When the string "accent" is part of a line in the data below, report the whole line.

= = =

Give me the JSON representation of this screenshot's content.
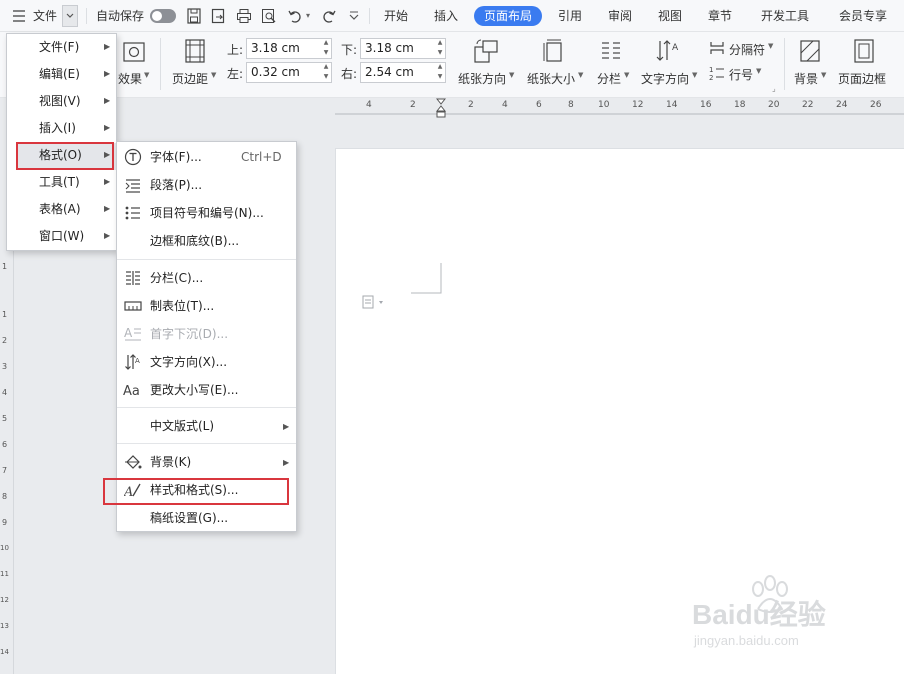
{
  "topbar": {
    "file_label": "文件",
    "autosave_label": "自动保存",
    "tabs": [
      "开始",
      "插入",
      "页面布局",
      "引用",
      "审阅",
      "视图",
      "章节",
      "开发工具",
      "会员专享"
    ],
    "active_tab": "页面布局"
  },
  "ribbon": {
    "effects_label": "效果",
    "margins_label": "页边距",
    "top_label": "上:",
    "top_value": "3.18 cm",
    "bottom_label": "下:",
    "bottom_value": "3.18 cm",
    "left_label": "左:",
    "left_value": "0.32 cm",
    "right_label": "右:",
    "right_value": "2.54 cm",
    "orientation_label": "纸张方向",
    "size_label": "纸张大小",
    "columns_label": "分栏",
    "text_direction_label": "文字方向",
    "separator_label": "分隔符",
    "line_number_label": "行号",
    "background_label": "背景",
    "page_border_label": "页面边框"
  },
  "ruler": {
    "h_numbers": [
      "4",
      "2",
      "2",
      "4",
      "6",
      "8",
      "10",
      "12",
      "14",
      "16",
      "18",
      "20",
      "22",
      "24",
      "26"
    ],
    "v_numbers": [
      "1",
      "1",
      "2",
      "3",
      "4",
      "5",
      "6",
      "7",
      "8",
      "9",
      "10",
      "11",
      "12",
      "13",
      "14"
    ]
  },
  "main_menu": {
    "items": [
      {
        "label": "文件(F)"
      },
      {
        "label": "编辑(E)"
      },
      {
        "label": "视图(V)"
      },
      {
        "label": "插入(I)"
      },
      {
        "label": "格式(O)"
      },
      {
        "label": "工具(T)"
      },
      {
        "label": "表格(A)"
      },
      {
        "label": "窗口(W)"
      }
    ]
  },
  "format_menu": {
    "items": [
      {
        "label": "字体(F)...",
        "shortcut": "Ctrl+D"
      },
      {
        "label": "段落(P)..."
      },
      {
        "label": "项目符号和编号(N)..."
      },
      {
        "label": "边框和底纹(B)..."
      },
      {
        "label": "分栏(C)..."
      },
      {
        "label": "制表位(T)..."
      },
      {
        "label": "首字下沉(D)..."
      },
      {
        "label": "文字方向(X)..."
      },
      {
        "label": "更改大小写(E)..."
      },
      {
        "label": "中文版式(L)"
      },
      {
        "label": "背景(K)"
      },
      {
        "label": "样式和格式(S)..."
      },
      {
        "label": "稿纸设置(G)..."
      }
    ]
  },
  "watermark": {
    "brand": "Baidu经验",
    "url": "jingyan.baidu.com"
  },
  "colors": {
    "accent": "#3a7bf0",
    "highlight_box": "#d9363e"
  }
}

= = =

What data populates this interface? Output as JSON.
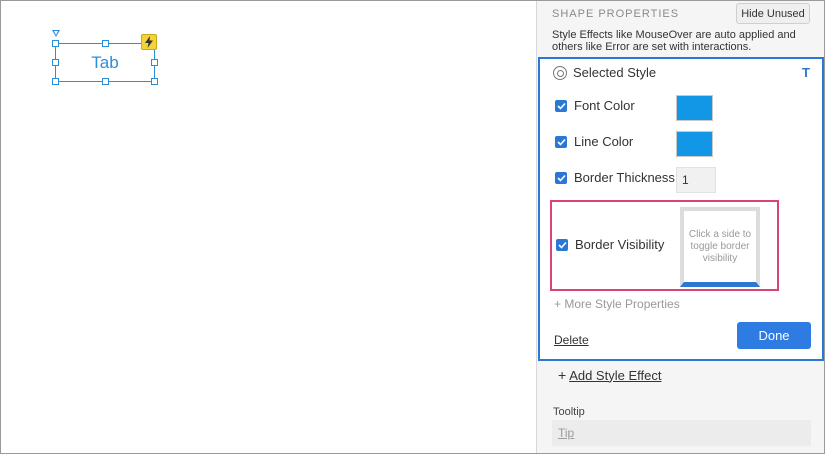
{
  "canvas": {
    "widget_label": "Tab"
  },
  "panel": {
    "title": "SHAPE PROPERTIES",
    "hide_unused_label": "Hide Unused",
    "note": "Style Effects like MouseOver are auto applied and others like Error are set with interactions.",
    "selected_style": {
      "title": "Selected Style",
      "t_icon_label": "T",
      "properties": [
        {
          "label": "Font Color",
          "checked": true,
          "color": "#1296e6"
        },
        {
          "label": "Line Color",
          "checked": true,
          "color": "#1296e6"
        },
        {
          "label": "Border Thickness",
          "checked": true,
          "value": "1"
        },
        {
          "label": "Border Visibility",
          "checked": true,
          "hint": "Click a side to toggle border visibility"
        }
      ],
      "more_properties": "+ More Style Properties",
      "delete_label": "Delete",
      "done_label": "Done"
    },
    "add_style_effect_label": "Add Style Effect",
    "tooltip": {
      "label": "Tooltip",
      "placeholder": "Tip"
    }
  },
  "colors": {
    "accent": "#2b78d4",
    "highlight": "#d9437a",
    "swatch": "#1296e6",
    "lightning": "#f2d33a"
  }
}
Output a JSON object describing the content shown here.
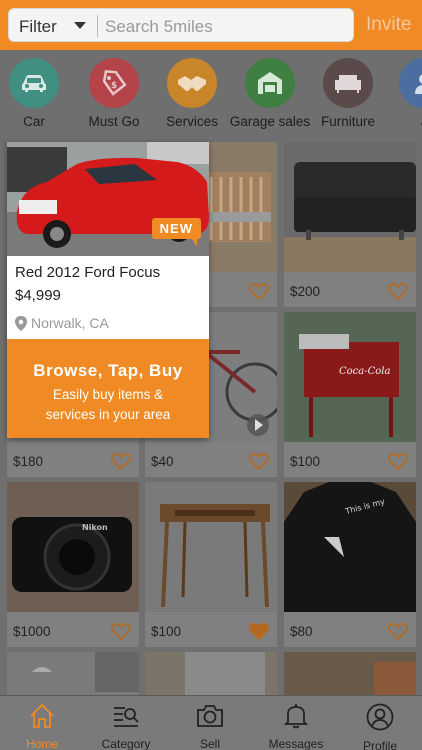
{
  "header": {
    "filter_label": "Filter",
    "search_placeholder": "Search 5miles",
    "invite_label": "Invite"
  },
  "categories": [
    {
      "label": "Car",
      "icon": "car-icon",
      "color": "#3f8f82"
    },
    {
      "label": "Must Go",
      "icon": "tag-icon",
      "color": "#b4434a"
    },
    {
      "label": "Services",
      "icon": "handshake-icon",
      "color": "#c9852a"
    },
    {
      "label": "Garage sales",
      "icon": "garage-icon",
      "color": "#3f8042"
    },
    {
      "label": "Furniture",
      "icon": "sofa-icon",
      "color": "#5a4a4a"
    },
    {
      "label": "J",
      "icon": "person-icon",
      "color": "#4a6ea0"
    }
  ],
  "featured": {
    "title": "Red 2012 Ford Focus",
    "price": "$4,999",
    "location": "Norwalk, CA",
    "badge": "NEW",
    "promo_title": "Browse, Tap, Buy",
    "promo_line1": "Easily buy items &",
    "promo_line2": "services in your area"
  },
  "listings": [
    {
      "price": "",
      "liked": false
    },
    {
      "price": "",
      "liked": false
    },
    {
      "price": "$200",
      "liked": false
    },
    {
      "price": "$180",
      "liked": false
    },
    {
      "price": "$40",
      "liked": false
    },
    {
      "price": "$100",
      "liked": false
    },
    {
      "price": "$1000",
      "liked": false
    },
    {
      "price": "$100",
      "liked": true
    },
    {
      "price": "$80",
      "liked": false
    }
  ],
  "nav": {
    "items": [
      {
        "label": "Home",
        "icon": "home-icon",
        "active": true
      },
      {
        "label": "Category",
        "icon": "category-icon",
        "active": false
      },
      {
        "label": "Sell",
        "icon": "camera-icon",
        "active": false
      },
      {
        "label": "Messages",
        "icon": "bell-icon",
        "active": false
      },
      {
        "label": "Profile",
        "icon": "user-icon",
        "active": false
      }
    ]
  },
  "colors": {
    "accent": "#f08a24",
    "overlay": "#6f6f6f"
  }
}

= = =

* [TASK RESULT]:
    "accent": "#3a7bf0",
    "accent": "#2b78d4",
    "accent": "#f08a24",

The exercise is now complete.